On taxation, the McCain campaign has mentioned that it will keep taxes low. However they have failed to mention who reaps the benefits of the lower taxes. From the analysis of several respected pundits on the issue, yes the McCain campaign has a plan to lower taxes but that plan does not benefit the average income earner. From what I've gathered so far, the reduction is going to serve the needs of the upper echelon of society while people who really need to see their taxes reduced are going to wonder what went wrong with the promises.
On the issue of health care, McCain promises to help Americans find and keep good insurance. News flash, it has always been possible to find and keep good health care. What has not been possible is paying for the good health care so that once it's found it can be kept. The United States has some of the best healthcare facilities the modern world has seen. However, paying for this world marvel is no joke. I recall a visit I made to the doctor a few years ago when I was having some pains that were diagnosed as an ulcer. I went in for a procedure that the technician told me would last 7 minutes but would cost upward of $700. I refused the procedure, went home and ate my way regularly to good health. I found a doctor to attend to me in seconds but I could not have ever afforded the bill even with an insurance plan. Insurance lest we forget is not a philanthropic enterprise. Insurance companies are in it for the money.
Addressing the problem of energy, McCain echoed the sentiments of Palin and Guiliani. They promised to drill for more oil. However, drilling is not the problem distribution is. While drilling may reduce a dependence on foreign oil, I have yet to find an argument that drilling will reduce the cost of energy. In the long run, independence from foreign oil will be good for the national security of this nation but high energy costs will only cause domestic havoc. For the increase in oil prices the nation has experienced over the last couple of months, the relative calm of the American people should be applauded.
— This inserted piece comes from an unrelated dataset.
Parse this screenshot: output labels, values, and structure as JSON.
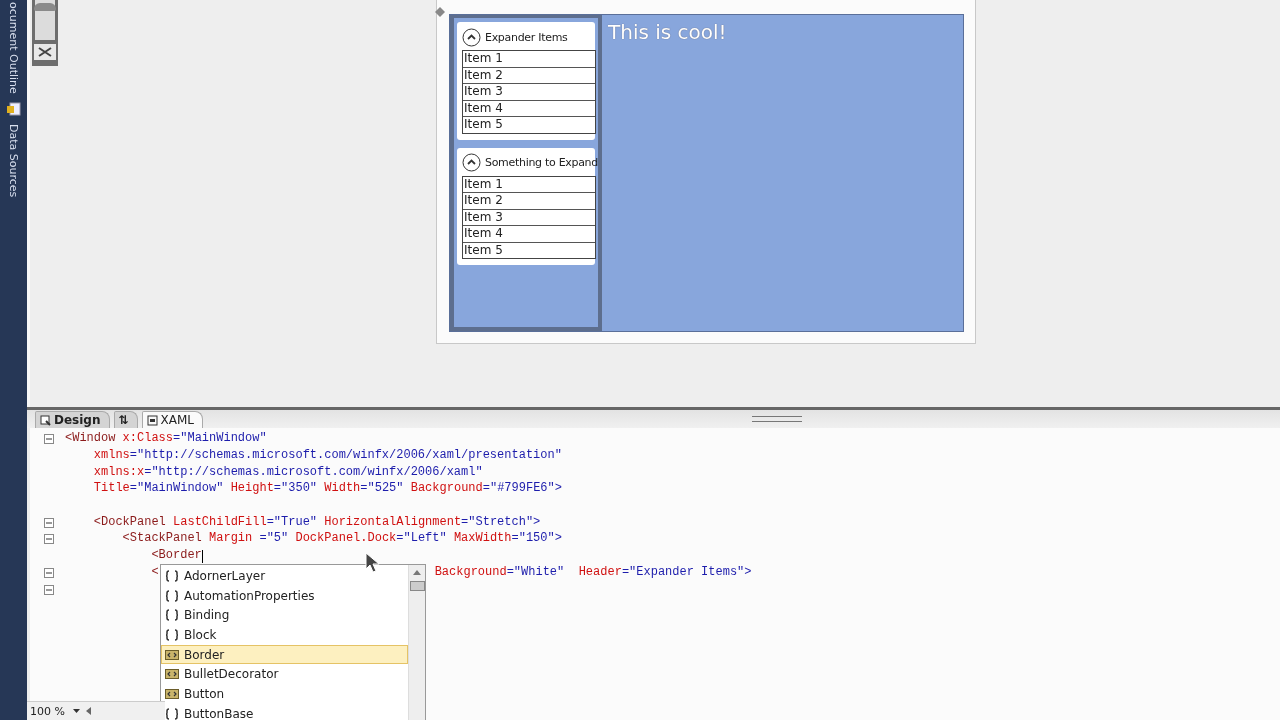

Only in America can gas prices double without a comensurate salary increase and the people hold their peace. Only in America.
Finally, the most disturbing aspect of McCain's speech was the incessant references to God or to His grace. Since when did McCain become evangelical? It's sad but sweet talking that way has never failed to woo evangelical Christians. The same Christians who snubbed McCain are the same ones who at once offered him support once he asked Palin to join his ticket. Its akin to the United States having friendly ties with Iran simply because Iran goes into a partnership with Great Britain. How does Palin at once make McCain a suitable candidate? James Dobson is now a supporter of the McCain-Palin ticket. How did that happen? Remember my post about how the Convention seemed like a revival? Their Convention style was a ploy to get evangelical Christians on the ticket and they won. I wish the church would open her eyes and seek discernment because for those who listened closely touchy evangelical issues such as gay rights and abortion were left out of the major Convention speeches. Undoubtedly, these Republicans are up to something.
So, for lack of words, it's on. The campaign has began in earnest. The Conventions with their pomp, pageantry and bright lights are over. Now the real work must be done. We must elect the best candidate as President of the United States.